■ **What to do**
Scan the records and identify every line in which the string "ficheros" occurs, then return those lines.

■ **Data provided**

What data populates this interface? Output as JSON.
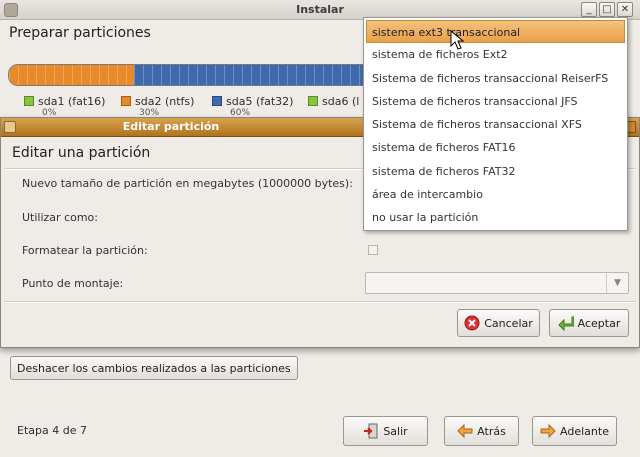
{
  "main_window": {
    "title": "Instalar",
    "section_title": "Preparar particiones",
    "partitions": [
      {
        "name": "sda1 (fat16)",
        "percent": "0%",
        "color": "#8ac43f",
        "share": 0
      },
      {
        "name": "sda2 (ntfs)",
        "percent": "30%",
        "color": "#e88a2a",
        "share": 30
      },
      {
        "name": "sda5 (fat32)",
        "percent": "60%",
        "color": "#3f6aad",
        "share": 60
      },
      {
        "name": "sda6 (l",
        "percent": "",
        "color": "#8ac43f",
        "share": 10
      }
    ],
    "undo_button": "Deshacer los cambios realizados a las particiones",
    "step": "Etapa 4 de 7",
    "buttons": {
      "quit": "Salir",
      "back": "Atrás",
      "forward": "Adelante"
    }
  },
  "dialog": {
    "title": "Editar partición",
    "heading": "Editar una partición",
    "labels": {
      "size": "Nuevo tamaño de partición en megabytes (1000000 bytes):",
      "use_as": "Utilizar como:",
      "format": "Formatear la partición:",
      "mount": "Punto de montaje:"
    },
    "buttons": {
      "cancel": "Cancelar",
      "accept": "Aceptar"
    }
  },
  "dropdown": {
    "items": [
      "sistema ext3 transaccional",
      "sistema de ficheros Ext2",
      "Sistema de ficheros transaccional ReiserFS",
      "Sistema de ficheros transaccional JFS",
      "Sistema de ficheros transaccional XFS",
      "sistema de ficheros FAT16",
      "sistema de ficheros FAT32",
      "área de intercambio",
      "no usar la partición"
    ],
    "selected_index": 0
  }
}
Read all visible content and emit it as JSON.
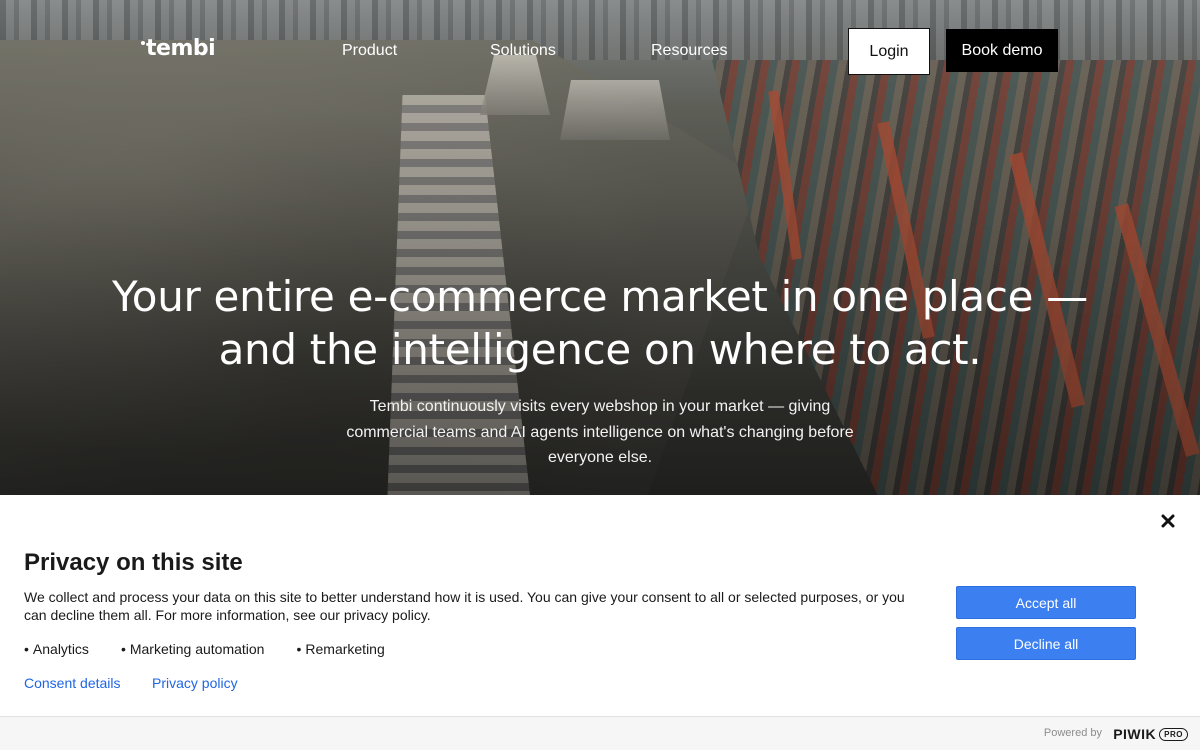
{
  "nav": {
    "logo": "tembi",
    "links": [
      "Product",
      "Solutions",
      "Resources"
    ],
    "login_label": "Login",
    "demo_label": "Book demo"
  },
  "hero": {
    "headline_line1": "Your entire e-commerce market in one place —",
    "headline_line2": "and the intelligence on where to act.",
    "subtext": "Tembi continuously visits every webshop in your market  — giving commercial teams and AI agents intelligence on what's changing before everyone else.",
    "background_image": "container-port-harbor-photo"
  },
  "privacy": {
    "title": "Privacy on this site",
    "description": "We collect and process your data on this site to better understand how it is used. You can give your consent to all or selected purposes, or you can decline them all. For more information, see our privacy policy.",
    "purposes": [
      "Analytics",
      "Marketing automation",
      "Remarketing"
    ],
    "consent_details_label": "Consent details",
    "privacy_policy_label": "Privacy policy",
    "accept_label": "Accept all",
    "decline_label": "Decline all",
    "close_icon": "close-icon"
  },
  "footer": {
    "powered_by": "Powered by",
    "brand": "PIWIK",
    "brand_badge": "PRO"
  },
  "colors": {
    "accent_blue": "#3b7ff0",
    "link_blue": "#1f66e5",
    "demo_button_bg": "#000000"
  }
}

■ **Solution to this problem**
      "sistema de ficheros Ext2",
      "Sistema de ficheros transaccional ReiserFS",
      "Sistema de ficheros transaccional JFS",
      "Sistema de ficheros transaccional XFS",
      "sistema de ficheros FAT16",
      "sistema de ficheros FAT32",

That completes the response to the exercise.